Yeah, sometimes it feels like the things that we’re reacting to are not silly things. They feel like they’re really important things. And it feels like I have got to get through to this person, or like disaster is ahead. And there was a time 10 years ago when I was stuck in that for months, maybe even over a year. And I couldn’t see it. I could not see that I was being so reactionary and I was living in a constant state of fear, really, and reacting out of that fear. But it came out is trying to control and manipulate one of our daughters and and I did and said a lot of things that I apologize for since then. But you were mica you were outside of that, and didn’t have a flip lid. And you would tell me at times, like, hey, you need to calm down. You’re not looking at this the right way. And there was times where I didn’t appreciate that.

Well, it’s, it’s kind of rare that that happens. Usually, it’s the other way around Tina, I need to calm down or whatever it is. But there are times and that’s why I think Tina and I worked so well together as a couple is that her and I have been able to be able to recognize the other’s reactions to things and hopefully be able to be the calming effect and bring them down from whatever ledge they’re standing on. So they can be rational well, and even like going back to that time, when it it was not silly things that I was reacting to, no, not at all. They were important things.

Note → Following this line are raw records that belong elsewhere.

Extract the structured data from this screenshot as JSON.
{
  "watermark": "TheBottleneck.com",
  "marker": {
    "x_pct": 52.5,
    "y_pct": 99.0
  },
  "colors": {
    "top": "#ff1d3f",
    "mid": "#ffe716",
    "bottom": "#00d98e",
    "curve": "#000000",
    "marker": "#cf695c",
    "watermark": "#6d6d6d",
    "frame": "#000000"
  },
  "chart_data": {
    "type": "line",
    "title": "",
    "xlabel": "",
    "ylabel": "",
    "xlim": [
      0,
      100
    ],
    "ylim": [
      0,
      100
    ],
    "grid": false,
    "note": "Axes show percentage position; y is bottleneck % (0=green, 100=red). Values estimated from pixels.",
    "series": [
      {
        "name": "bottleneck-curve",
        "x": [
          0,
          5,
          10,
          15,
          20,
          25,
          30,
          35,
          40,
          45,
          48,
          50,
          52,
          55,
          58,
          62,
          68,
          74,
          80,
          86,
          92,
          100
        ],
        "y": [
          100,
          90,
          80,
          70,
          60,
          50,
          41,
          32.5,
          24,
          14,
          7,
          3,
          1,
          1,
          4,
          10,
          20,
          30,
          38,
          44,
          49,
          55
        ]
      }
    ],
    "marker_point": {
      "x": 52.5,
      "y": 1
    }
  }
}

But the way that I was reacting to them was not effective. So if I had been able to calm my nervous system down to ground myself again, so that I was, so I didn’t have just operating all the time from a flipped lid, I would have made different choices back then I would have done less damage to a very important relationship in my life, if I had been able to use these tools of grounding and breathing and calming myself, because we don’t ever make good choices from a flipped lead. That’s not ever going to be effective. Even if you think this is so important, I need to react to this and I need it does have weight, and it’s not silly, still calming yourself, grounding yourself, you’re going to make a lot better choices than you would from a flipped lid. It’s never going to be your best self showing up then. Any last words, Micah?

Don’t react to the Boxing Bell. It’ll go ding ding sometimes, and you’re gonna want to come out punching. But just recognize where you’re at and, and chill.

Yeah, and if you don’t recognize it until after the fact, give yourself a pat on the back for recognizing it afterwards. Because the more you recognize it afterwards, eventually, you’re going to be able to move into the point where you can see yourself in the middle of it. And then recognize where you are. And just remember, breathe and get into one of your five senses.

And sometimes you’ll recognize it before it even happens. And that’s where you go Superman mode. Yeah. That’s in more advanced work after you’ve been doing it for a while. Advanced. Yes. Mike is now advanced. He’s going to be star pupil.

Okay, thanks so much for being here with us today. We appreciate you listening to this podcast, and all the wonderful feedback that you give to us. So remember, ground yourself because it doesn’t help you to react from a flipped lid. And I want you to remember that your detours your family detours do not define who you have a great day and I’ll see you next week.